Besides, I know I wouldn’t have traded the morning and it’s lengthy session of love and lust with Eve for the few bucks acquired from hustling my legs and lungs along P-town’s slick city streets, particularly on a claustrophobic Monday. It’s dangerous enough being a bike messenger, but most drivers have their heads farther up their ass on Monday than normal. That’s why the majority of heartaches occur on a Monday—stress related, specifically the return to work, not to mention lack of oxygen, lack of blood flow.
As the mildew stench began to die, or I became accustomed to it, it dawned on me—the long and luxurious weekend was over.
Reluctantly I bowed beneath the sad acknowledgement that I was back inPortland. Back to everyday life, everyday living and all the requirements and obligations it entailed. Regardless how much I may despise and hate them, I was back to them. Me, like everyone else—a sad, little addict.
The next two messages were what sounded like highway traffic. I deleted both. The fourth was some muscle mouth saying like, “We know you’re there. Best give it up before someone gets….” I deleted it too. There were times when LumberBoy’s little pranks were just down right stupid. And I was going to tell him so the next time I saw him.

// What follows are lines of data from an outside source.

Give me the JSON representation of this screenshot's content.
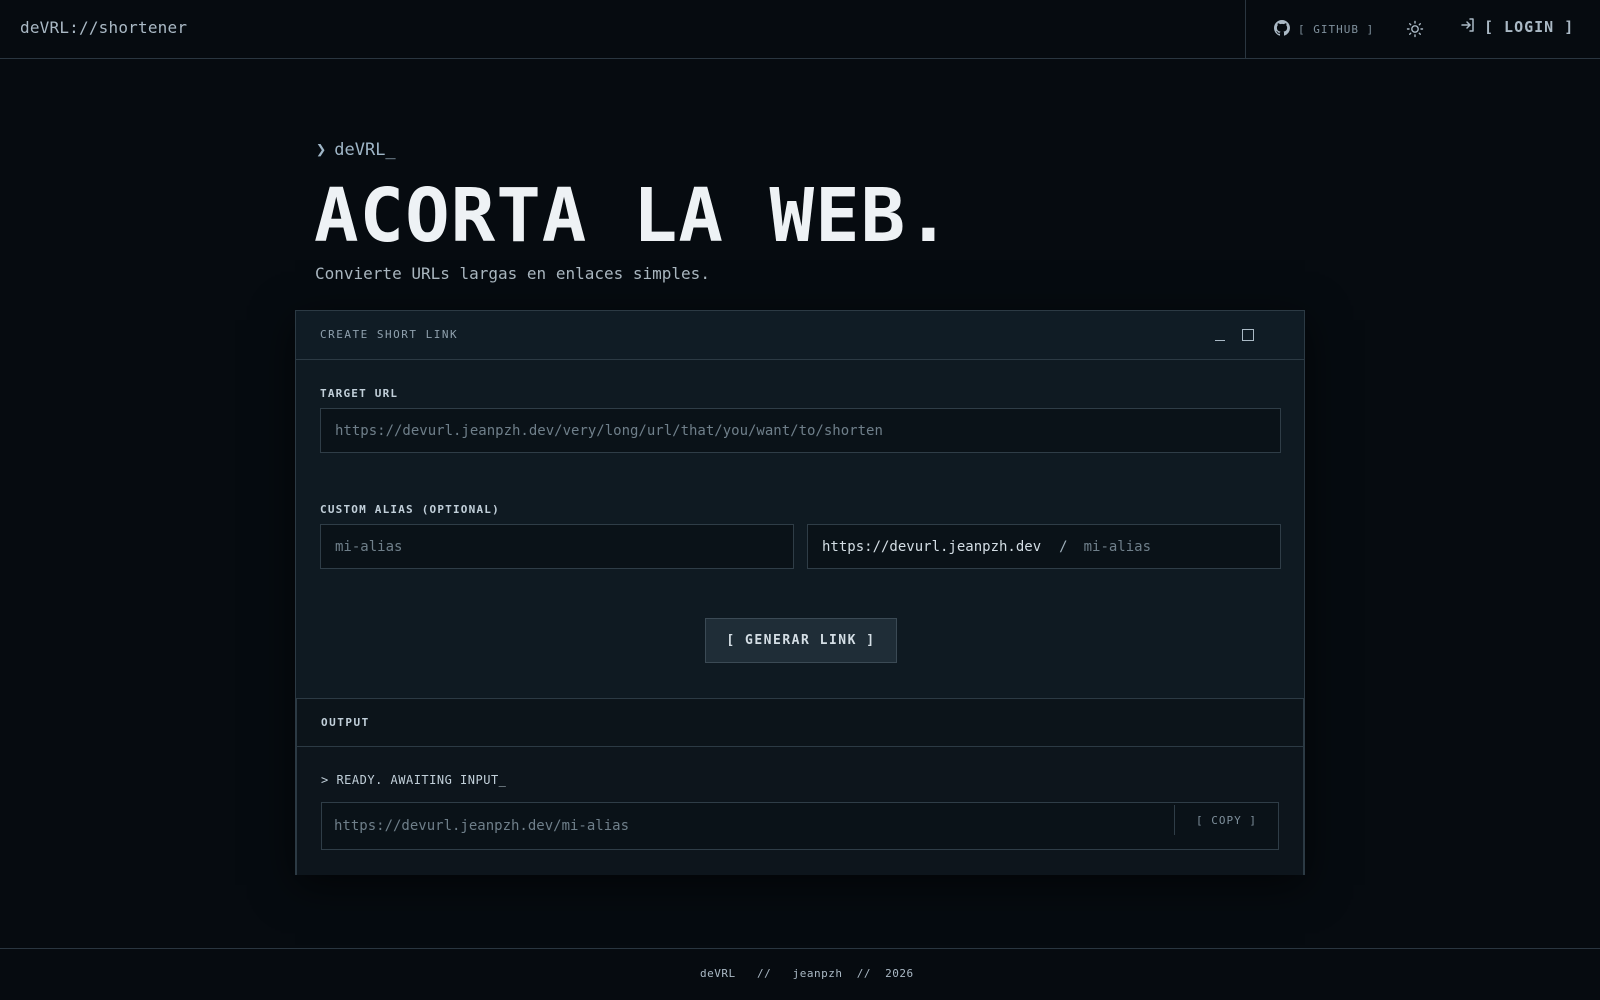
{
  "header": {
    "brand": "deVRL://shortener",
    "github_label": "[ GITHUB ]",
    "login_label": "[ LOGIN ]"
  },
  "hero": {
    "prompt": "deVRL_",
    "title": "ACORTA LA WEB.",
    "subtitle": "Convierte URLs largas en enlaces simples."
  },
  "card": {
    "title": "CREATE SHORT LINK",
    "target_label": "TARGET URL",
    "target_placeholder": "https://devurl.jeanpzh.dev/very/long/url/that/you/want/to/shorten",
    "alias_label": "CUSTOM ALIAS (OPTIONAL)",
    "alias_placeholder": "mi-alias",
    "preview_host": "https://devurl.jeanpzh.dev",
    "preview_sep": "/",
    "preview_alias": "mi-alias",
    "generate_label": "[ GENERAR LINK ]"
  },
  "output": {
    "title": "OUTPUT",
    "status": "> READY. AWAITING INPUT_",
    "url_placeholder": "https://devurl.jeanpzh.dev/mi-alias",
    "copy_label": "[ COPY ]"
  },
  "footer": {
    "text": "deVRL   //   jeanpzh  //  2026"
  },
  "colors": {
    "background": "#060b10",
    "card": "#0f1a22",
    "border": "#2c3a44",
    "accent": "#9fb6c7"
  }
}
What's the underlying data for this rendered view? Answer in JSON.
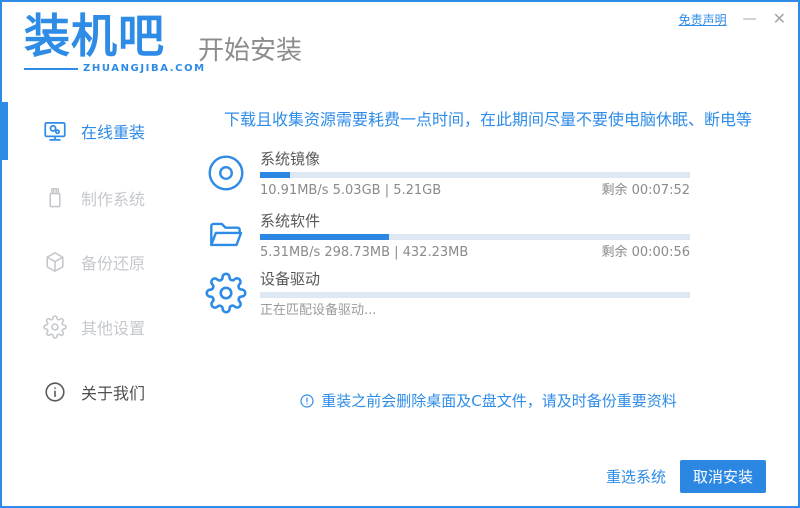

Then I realized… My cell phone I found in its usual spot, a little holster pocket in my bag. Yes, I’d taken it with Eve and me. However, it’d been turned off throughout. And, as a matter of fact and course I’d not once checked for messages, as it seemed the Pavlovian conditioning would’ve indicated. Guess I was “distracted.”
Turning it on I sensed, as I looked at the cheap, squalid apartment nearly clean, nearly organized, nearly as I’d found it seven months ago when I moved in, something was about to happen, was about to change everything.
Oddly enough there was only one message—a paraphrasing fromWillowof her previous message.
I stared around the forlorn apartment. The prospect of spending the rest of the afternoon ignoring the idea of cleaning, regardless how surprised and amazed Eve would be, did me no good.
So, it seemed as a default I’d swing down to Call Central. Hang around playing Virtua Fighter 3, and Trivial Pursuit. I mean, realistically, what else was there to do? Clean the bathroom? Do laundry? Wash dishes? Not likely. Not today.